◆ **WHAT YOU SHOULD DO**
In every line of the records, look for "styles", then report how many lines have it and nothing else.

Data items:
BEGIN

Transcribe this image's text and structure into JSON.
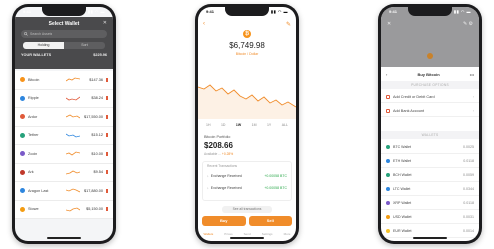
{
  "phone1": {
    "status": {
      "time": "9:41",
      "icons": "▮▮ ◠ ▬"
    },
    "title": "Select Wallet",
    "close_glyph": "✕",
    "search_placeholder": "Search Assets",
    "tabs": [
      "Holding",
      "Sort"
    ],
    "section_label": "YOUR WALLETS",
    "section_total": "$225.96",
    "wallets": [
      {
        "name": "Bitcoin",
        "value": "$147.36",
        "color": "#f7931a",
        "spark_color": "#f08c2a"
      },
      {
        "name": "Ripple",
        "value": "$38.24",
        "color": "#2e86de",
        "spark_color": "#e05a3a"
      },
      {
        "name": "Ardor",
        "value": "$17,550.00",
        "color": "#e05a3a",
        "spark_color": "#f08c2a"
      },
      {
        "name": "Tether",
        "value": "$15.12",
        "color": "#26a17b",
        "spark_color": "#2e86de"
      },
      {
        "name": "Zcoin",
        "value": "$10.00",
        "color": "#7a5ac8",
        "spark_color": "#f08c2a"
      },
      {
        "name": "Ark",
        "value": "$9.54",
        "color": "#c0392b",
        "spark_color": "#f08c2a"
      },
      {
        "name": "Aragon Last",
        "value": "$17,880.00",
        "color": "#2e86de",
        "spark_color": "#f08c2a"
      },
      {
        "name": "Stowe",
        "value": "$5,150.00",
        "color": "#f39c12",
        "spark_color": "#f08c2a"
      }
    ]
  },
  "phone2": {
    "status": {
      "time": "9:41",
      "icons": "▮▮ ◠ ▬"
    },
    "back_glyph": "‹",
    "action_glyph": "✎",
    "coin_glyph": "₿",
    "price": "$6,749.98",
    "price_sub": "Bitcoin / Dollar",
    "periods": [
      "1H",
      "1D",
      "1W",
      "1M",
      "1Y",
      "ALL"
    ],
    "active_period": "1W",
    "balance_label": "Bitcoin Portfolio",
    "balance": "$208.66",
    "balance_sub": "Available ...",
    "balance_change": "+0.28%",
    "tx_header": "Recent Transactions",
    "transactions": [
      {
        "label": "Exchange Received",
        "amount": "+0.00058 BTC"
      },
      {
        "label": "Exchange Received",
        "amount": "+0.00058 BTC"
      }
    ],
    "see_all": "See all transactions",
    "buy_label": "Buy",
    "sell_label": "Sell",
    "tabs": [
      "Wallets",
      "Prices",
      "Send",
      "Settings",
      "More"
    ],
    "active_tab": "Wallets",
    "chart_color": "#f08c2a"
  },
  "phone3": {
    "status": {
      "time": "9:41",
      "icons": "▮▮ ◠ ▬"
    },
    "top_close": "✕",
    "top_actions": "✎ ⚙",
    "back_glyph": "‹",
    "title": "Buy Bitcoin",
    "more_glyph": "•••",
    "section_actions": "PURCHASE OPTIONS",
    "actions": [
      "Add Credit or Debit Card",
      "Add Bank Account"
    ],
    "chevron": "›",
    "section_wallets": "WALLETS",
    "wallets": [
      {
        "name": "BTC Wallet",
        "amount": "0.0025",
        "color": "#26a17b"
      },
      {
        "name": "ETH Wallet",
        "amount": "0.0118",
        "color": "#2e86de"
      },
      {
        "name": "BCH Wallet",
        "amount": "0.0059",
        "color": "#26a17b"
      },
      {
        "name": "LTC Wallet",
        "amount": "0.0344",
        "color": "#2e86de"
      },
      {
        "name": "XRP Wallet",
        "amount": "0.0118",
        "color": "#7a5ac8"
      },
      {
        "name": "USD Wallet",
        "amount": "0.0031",
        "color": "#f39c12"
      },
      {
        "name": "EUR Wallet",
        "amount": "0.0014",
        "color": "#f7c32a"
      }
    ]
  }
}
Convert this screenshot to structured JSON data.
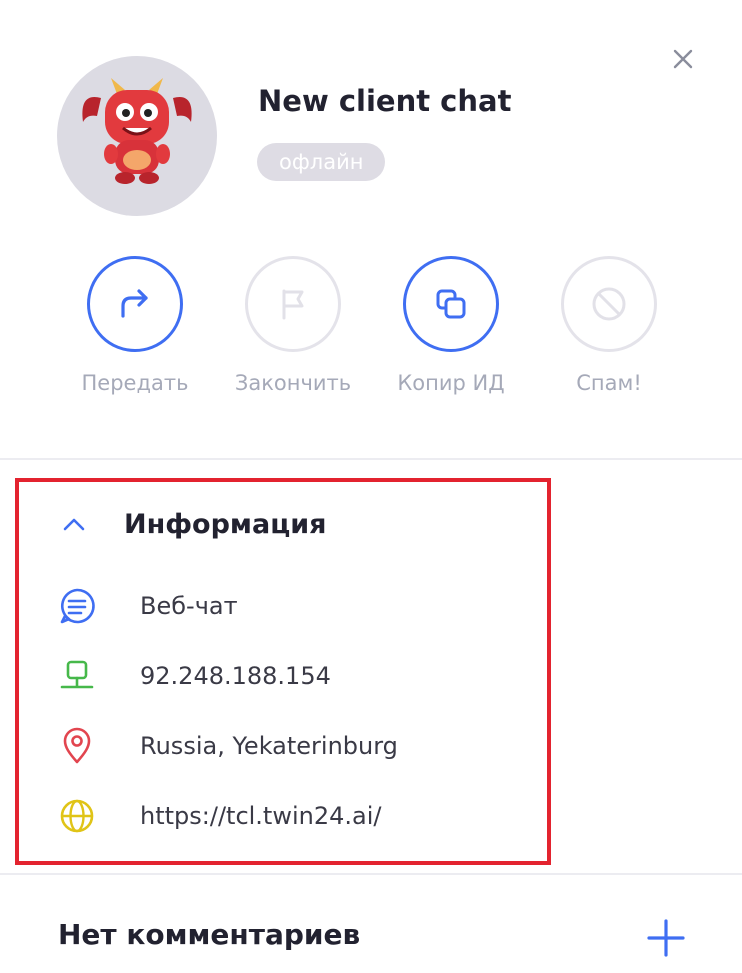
{
  "header": {
    "title": "New client chat",
    "status": "офлайн",
    "avatar_icon": "red-monster-mascot-icon",
    "close_icon": "close-icon"
  },
  "actions": [
    {
      "label": "Передать",
      "icon": "forward-arrow-icon",
      "enabled": true
    },
    {
      "label": "Закончить",
      "icon": "flag-icon",
      "enabled": false
    },
    {
      "label": "Копир ИД",
      "icon": "copy-icon",
      "enabled": true
    },
    {
      "label": "Спам!",
      "icon": "block-icon",
      "enabled": false
    }
  ],
  "info": {
    "title": "Информация",
    "expanded": true,
    "items": [
      {
        "icon": "chat-bubble-icon",
        "text": "Веб-чат"
      },
      {
        "icon": "network-icon",
        "text": "92.248.188.154"
      },
      {
        "icon": "location-pin-icon",
        "text": "Russia, Yekaterinburg"
      },
      {
        "icon": "globe-icon",
        "text": "https://tcl.twin24.ai/"
      }
    ]
  },
  "comments": {
    "title": "Нет комментариев",
    "add_icon": "plus-icon"
  },
  "colors": {
    "accent": "#3f6ef2",
    "disabled": "#e4e3ea",
    "highlight_border": "#e3232f",
    "network": "#46b84a",
    "location": "#e2454f",
    "globe": "#e0c417"
  }
}
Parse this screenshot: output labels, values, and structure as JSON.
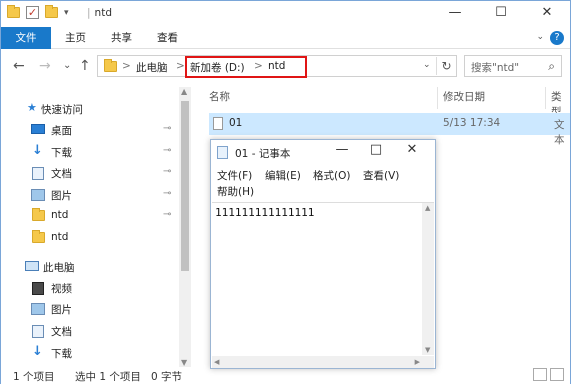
{
  "titlebar": {
    "title": "ntd",
    "minimize": "—",
    "maximize": "☐",
    "close": "✕",
    "qa_dropdown": "▾"
  },
  "ribbon": {
    "tabs": [
      "文件",
      "主页",
      "共享",
      "查看"
    ],
    "collapse": "⌄",
    "help": "?"
  },
  "nav": {
    "back": "←",
    "forward": "→",
    "recent": "⌄",
    "up": "↑",
    "breadcrumbs": [
      "此电脑",
      "新加卷 (D:)",
      "ntd"
    ],
    "separator": ">",
    "dropdown": "⌄",
    "refresh": "↻",
    "search_placeholder": "搜索\"ntd\"",
    "search_icon": "search-icon"
  },
  "sidebar": {
    "quick_access": "快速访问",
    "items": [
      {
        "label": "桌面",
        "pinned": true
      },
      {
        "label": "下载",
        "pinned": true
      },
      {
        "label": "文档",
        "pinned": true
      },
      {
        "label": "图片",
        "pinned": true
      },
      {
        "label": "ntd",
        "pinned": true
      },
      {
        "label": "ntd",
        "pinned": false
      }
    ],
    "this_pc": "此电脑",
    "pc_items": [
      "视频",
      "图片",
      "文档",
      "下载"
    ],
    "pin_glyph": "📌"
  },
  "content": {
    "columns": [
      "名称",
      "修改日期",
      "类型"
    ],
    "files": [
      {
        "name": "01",
        "modified": "5/13 17:34",
        "type": "文本"
      }
    ]
  },
  "status": {
    "count": "1 个项目",
    "selected": "选中 1 个项目",
    "size": "0 字节"
  },
  "notepad": {
    "title": "01 - 记事本",
    "minimize": "—",
    "maximize": "□",
    "close": "✕",
    "menu": [
      "文件(F)",
      "编辑(E)",
      "格式(O)",
      "查看(V)",
      "帮助(H)"
    ],
    "text": "111111111111111"
  },
  "colors": {
    "accent": "#1979ca",
    "highlight": "#e01515",
    "selection": "#cce8ff"
  }
}
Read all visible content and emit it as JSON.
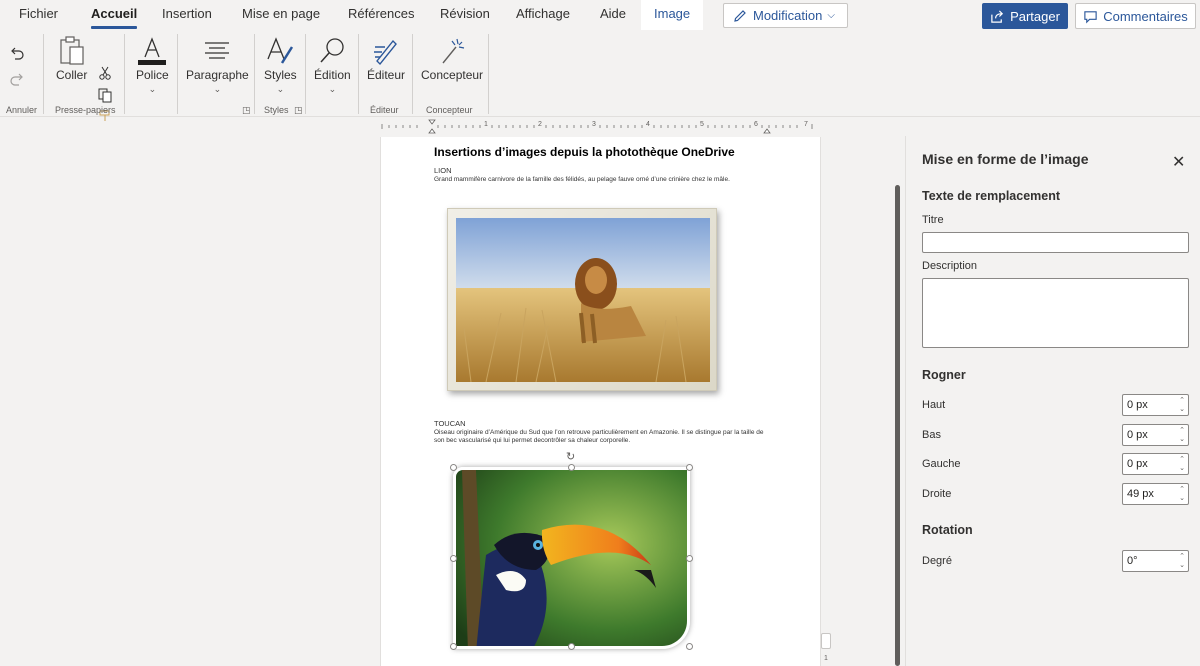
{
  "menu": {
    "tabs": [
      "Fichier",
      "Accueil",
      "Insertion",
      "Mise en page",
      "Références",
      "Révision",
      "Affichage",
      "Aide",
      "Image"
    ],
    "active_tab": "Accueil",
    "contextual_tab": "Image",
    "mode_button": "Modification",
    "share_button": "Partager",
    "comments_button": "Commentaires"
  },
  "ribbon": {
    "coller": "Coller",
    "police": "Police",
    "paragraphe": "Paragraphe",
    "styles": "Styles",
    "edition": "Édition",
    "editeur": "Éditeur",
    "concepteur": "Concepteur",
    "groups": {
      "annuler": "Annuler",
      "presse_papiers": "Presse-papiers",
      "styles": "Styles",
      "editeur": "Éditeur",
      "concepteur": "Concepteur"
    }
  },
  "ruler": {
    "numbers": [
      "1",
      "2",
      "3",
      "4",
      "5",
      "6",
      "7"
    ]
  },
  "document": {
    "title": "Insertions d’images depuis la photothèque OneDrive",
    "lion_heading": "LION",
    "lion_text": "Grand mammifère carnivore de la famille des félidés, au pelage fauve orné d’une crinière chez le mâle.",
    "toucan_heading": "TOUCAN",
    "toucan_text": "Oiseau originaire d’Amérique du Sud que l’on retrouve particulièrement en Amazonie. Il se distingue par la taille de son bec vascularisé qui lui permet decontrôler sa chaleur corporelle.",
    "page_number": "1"
  },
  "pane": {
    "title": "Mise en forme de l’image",
    "alt_text_section": "Texte de remplacement",
    "titre_label": "Titre",
    "titre_value": "",
    "description_label": "Description",
    "description_value": "",
    "crop_section": "Rogner",
    "haut_label": "Haut",
    "haut_value": "0 px",
    "bas_label": "Bas",
    "bas_value": "0 px",
    "gauche_label": "Gauche",
    "gauche_value": "0 px",
    "droite_label": "Droite",
    "droite_value": "49 px",
    "rotation_section": "Rotation",
    "degre_label": "Degré",
    "degre_value": "0°"
  },
  "colors": {
    "accent": "#2b579a",
    "ribbon_bg": "#f3f2f1"
  },
  "icons": [
    "undo-icon",
    "redo-icon",
    "paste-icon",
    "cut-icon",
    "copy-icon",
    "format-painter-icon",
    "font-color-icon",
    "paragraph-icon",
    "styles-icon",
    "search-icon",
    "editor-icon",
    "designer-icon",
    "pencil-icon",
    "share-icon",
    "comment-icon",
    "close-icon"
  ]
}
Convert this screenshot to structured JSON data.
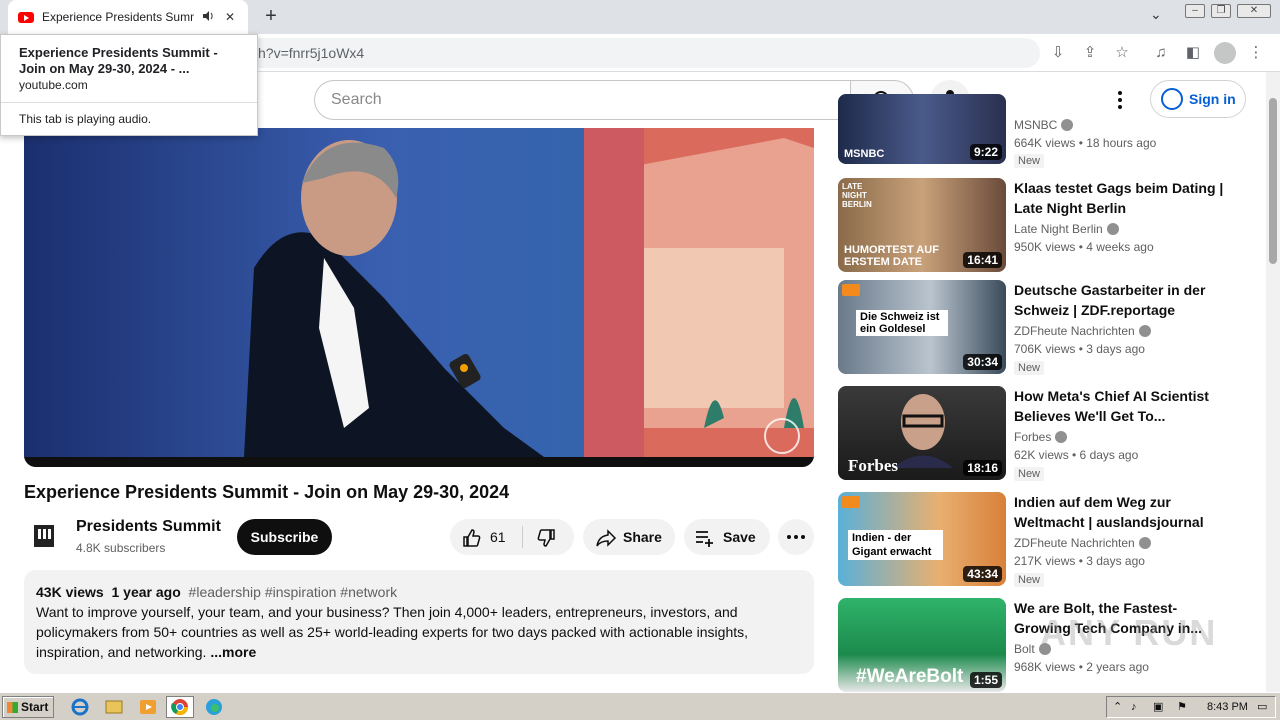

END

◆ **SOLUTION**
3